The Issue of Determinism and Freedom as an Existential Question: A Case in the Bhagavad Gītā
Duck-Joo Kwak and Hye-chong Han, 55
A reading of the Bhagavad Gītā is proposed here that shows a new way of formulating the philosophical issue of determinism and freedom, that is, not as a moral but as an existential question. To do so we first briefly draw upon the American philosopher Stanley Cavell’s practice of ordinary language philosophy as a conceptual bridge to the ancient text.

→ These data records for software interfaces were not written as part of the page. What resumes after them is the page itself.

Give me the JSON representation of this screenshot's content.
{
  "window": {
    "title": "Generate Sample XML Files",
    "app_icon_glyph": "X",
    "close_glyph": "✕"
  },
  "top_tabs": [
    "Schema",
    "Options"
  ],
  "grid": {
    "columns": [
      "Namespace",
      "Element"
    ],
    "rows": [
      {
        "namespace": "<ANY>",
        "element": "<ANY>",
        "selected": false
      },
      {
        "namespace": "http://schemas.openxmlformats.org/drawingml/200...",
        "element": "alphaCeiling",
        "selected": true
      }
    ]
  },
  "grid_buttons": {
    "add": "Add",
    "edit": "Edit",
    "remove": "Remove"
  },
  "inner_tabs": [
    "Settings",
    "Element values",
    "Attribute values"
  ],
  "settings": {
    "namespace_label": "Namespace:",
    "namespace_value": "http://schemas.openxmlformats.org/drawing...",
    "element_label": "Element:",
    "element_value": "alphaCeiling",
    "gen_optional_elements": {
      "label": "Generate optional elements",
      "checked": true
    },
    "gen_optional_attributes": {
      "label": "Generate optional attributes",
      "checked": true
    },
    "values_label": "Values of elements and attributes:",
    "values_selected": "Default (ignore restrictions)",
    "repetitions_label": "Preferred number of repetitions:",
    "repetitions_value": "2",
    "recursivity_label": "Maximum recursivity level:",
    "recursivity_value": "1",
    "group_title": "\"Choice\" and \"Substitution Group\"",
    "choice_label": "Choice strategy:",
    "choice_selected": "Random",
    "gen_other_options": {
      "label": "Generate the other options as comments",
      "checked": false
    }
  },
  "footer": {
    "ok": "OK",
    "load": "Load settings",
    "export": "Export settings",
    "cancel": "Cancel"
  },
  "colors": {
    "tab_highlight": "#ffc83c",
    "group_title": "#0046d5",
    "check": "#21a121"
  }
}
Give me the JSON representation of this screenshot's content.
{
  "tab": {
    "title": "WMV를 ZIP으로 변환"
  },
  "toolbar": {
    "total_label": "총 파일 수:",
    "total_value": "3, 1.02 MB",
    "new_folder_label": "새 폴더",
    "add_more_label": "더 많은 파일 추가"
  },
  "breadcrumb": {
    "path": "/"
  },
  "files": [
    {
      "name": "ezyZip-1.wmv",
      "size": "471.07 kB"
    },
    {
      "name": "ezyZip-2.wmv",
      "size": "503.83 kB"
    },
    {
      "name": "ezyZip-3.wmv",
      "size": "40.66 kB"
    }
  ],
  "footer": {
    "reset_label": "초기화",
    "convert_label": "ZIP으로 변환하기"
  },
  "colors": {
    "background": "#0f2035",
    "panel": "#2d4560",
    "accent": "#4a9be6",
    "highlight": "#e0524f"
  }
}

This leads to a revised notion of freedom, not as “self-determination” in a Kantian sense but as “existential achievement,” which can be described as a form of autonomy in the sense of becoming what you are or having the will to be responsible to yourself.
Mark Siderits, 73
Neo-compatibilists hold that the causal determination of our mental states is compatible with our being responsible for our actions, in that responsibility does not require that the cause of the action be wholly located in the agent. Incompatibilists find this unpersuasive. It is claimed here that in one way of formulating the Buddhist distinction between conventional truth and ultimate truth, compatibilists could accommodate the ostensibly libertarian notion of agent causation. The key to this development is that according to one conception of the two truths, the fact that one determines an action is not incompatible with every mental event being causally determined by prior events, since there are no semantic relations between conventionally true statements and ultimately true statements.
A New Book of Japanese Sources, a review of Japanese Philosophy: A Sourcebook, edited by James W. Heisig, Thomas P. Kasulis, and John C. Maraldo
Steven Heine, 88
Dharma and Ecology of Hindu Communities: Sustenance and Sustainability, by Pankaj Jain
Reviewed by Brian Collins, 92
Il Commento medio di Averroe alla Metafisica di Aristotele nella tradizione ebraica: Edizione delle versioni ebraiche medievali di Zerah. yah H. en e di Qalonymos ben Qalonymos con introduzione storica e filologica (Averroes’ Middle Commentary on Aristotle’s Metaphysics in the Hebrew tradition: Edition of the Medieval Hebrew versions by Zerah. yah H. en and Qalonymos ben Qalonymos, together with a historical and philological introduction), by Mauro Zonta
Reviewed by Yehuda Halper, 96
The Lamp of Mysteries: A Commentary on the Light Verse of the Quran, by Ismāʻīl Anqarawī, translated and edited by Bilal Kuşpınar
Reviewed by Oliver Leaman, 99
Ethics Embodied: Rethinking Selfhood through Continental, Japanese, and Feminist Philosophies, by Erin McCarthy
Reviewed by Laura Specker Sullivan, 101
Ancient Chinese Thought, Modern Chinese Power, by Yan Xuetong, translated by Edmund Ryden, edited by Daniel A. Bell and Sun Zhe
Reviewed by Sor-hoon Tan, 105
Books Received, 109